Wednesday, April 15, 2009
EZHUMALAI WAS GOVINDAN THEN
Today I am very much reminded of Govindan. Govindan was the one who came to Lakshmi Nivas once a month to bring down the coconuts from the tall palms.
This morning at Raji’s place, instead of Govindan, Ezhumalai(in picture) was the one who climbed up the two coconut palms to bring the coconuts down. And that too, after being called on his cell phone more than once. This Ezhumalai charged Rs. 60 per tree – that means Rs. 120 just to climb up the two trees, and cut down the coconuts.
The Govindan I am talking about charged only one anna, or 6 paise per tree in the 1940s. (Sixteen annas made up a rupee). There were about 20 palms in the compound of Lakshmi Nivas. Govindan would come once a month about 8 am, and wait outside till my mother was free to talk to him. If any of us children saw him, we would shout out to my mother that the ‘thengai parakkaravan’ (coconut plucker) had come. Hearing us once, he said, “Kochammai,(Little Miss) I have a name, and it is Govindan, and Amma knows me.” After that, I would always refer to him by name.
Govindan was a thin, wiry fellow, with alert eyes and a ready subservient smile. One should have seen him, clambering up the coconut tree, with the help of his two hands and his feet tucked in a tight ring made of coconut fibre, faster than a monkey.
Climbing up 20 trees, and bringing down the 500 to 600 coconuts, cleaning the top of every single tree, weeding and cleaning the base of every tree, and sorting out the dried, cut foliage was his job. From 8 in the morning he would be really busy for four or five hours. The maximum money he earned was only Rs. One and a half, and two coconuts. My mother would also give him a large tumbler of sambharam ( salted buttermilk with curry leaves) and a spoonful of pickles for which he used to be very grateful. Compare that Rs. One and a half with the Rs. 60 per tree of today.
In a few years’ time Govindan’s son was year junior to my nephew in the Engineering College, Trivandrum. So Govindan was the last of his ilk.
Our family tailor Hariharan was a regular visitor to our place to take clothes to be stitched, starting from my father’s trousers and shorts, to pillowcases. His son did not continue his father’s profession. He was my nephew’s classmate in the Engineering College. Our laundry man Ponnan’s son also studied in the same college.
So one sees that by 1960, the trend in lifestyle was changing. In fact, today there is a shortage of coconut climbers, even in Kerala. I remember having read that in Kerala they have opened an institute to teach how to climb coconut tree, and to how to take care of them.

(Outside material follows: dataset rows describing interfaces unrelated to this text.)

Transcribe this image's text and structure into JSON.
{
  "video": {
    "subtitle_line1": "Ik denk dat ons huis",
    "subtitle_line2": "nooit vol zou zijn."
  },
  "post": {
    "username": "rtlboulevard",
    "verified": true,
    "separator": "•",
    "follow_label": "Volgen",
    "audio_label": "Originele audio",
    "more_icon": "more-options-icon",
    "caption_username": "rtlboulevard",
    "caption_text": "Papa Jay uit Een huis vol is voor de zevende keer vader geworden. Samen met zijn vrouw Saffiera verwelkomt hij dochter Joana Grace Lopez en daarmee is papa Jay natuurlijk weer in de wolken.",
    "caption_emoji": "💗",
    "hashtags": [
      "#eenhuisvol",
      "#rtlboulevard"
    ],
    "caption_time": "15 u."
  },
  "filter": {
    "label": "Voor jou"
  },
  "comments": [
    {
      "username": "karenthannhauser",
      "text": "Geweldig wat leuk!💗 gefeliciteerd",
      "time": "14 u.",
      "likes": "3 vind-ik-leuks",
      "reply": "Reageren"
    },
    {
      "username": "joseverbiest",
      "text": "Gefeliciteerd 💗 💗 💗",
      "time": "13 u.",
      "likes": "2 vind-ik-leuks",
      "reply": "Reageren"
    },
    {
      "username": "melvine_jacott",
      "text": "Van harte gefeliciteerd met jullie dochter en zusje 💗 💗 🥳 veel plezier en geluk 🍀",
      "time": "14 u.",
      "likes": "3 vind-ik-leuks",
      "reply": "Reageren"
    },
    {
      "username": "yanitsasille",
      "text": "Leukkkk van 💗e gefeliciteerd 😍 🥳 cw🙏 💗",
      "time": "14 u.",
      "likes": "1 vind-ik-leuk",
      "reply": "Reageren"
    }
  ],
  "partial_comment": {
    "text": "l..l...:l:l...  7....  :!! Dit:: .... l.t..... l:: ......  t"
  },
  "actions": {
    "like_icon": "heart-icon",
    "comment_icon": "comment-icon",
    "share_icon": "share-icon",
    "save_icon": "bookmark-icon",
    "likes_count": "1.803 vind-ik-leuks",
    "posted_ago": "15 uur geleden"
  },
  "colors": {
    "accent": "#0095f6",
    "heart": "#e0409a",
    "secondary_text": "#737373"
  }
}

I remember very well my mother’s ‘Jeeves’ of those days. He was there to see all sorts of odd jobs outside the house – like going to the market, taking care of the cows’ feed, taking care of my father’s clothes and so on. His name was Ramakrishna Pillai. My mother used to call him by his full name at least 10 times a day. But she never used to utter my father’s name – Ramakrishna Iyer. We found it funny and we used to tease her a lot about it.
This Jeeves was paid only Rs. 5 per month, and daily lunch. Our maid Kunjhi, used to come every morning at 5.30 or 6. She would be busy till noon. cleaning the compound on all sides of the house, cleaning the rooms inside the house, doing the dishes, and washing the clothes. Then she would come again in the evening to sweep the house and clean the vessels. She was paid only Rs. 5 per month and was give coffee twice and the left over food every day. Today Raji’s maid (see picture) earns nearly Rs. 5,000, working in more than two houses and cleaning a couple of shops. And does not do as much as Kunji used to in any of the house.
A single rupee had more value in those days. Even Rs. 100 of today, does not have that much value. Times and people have changed, and will go on changing.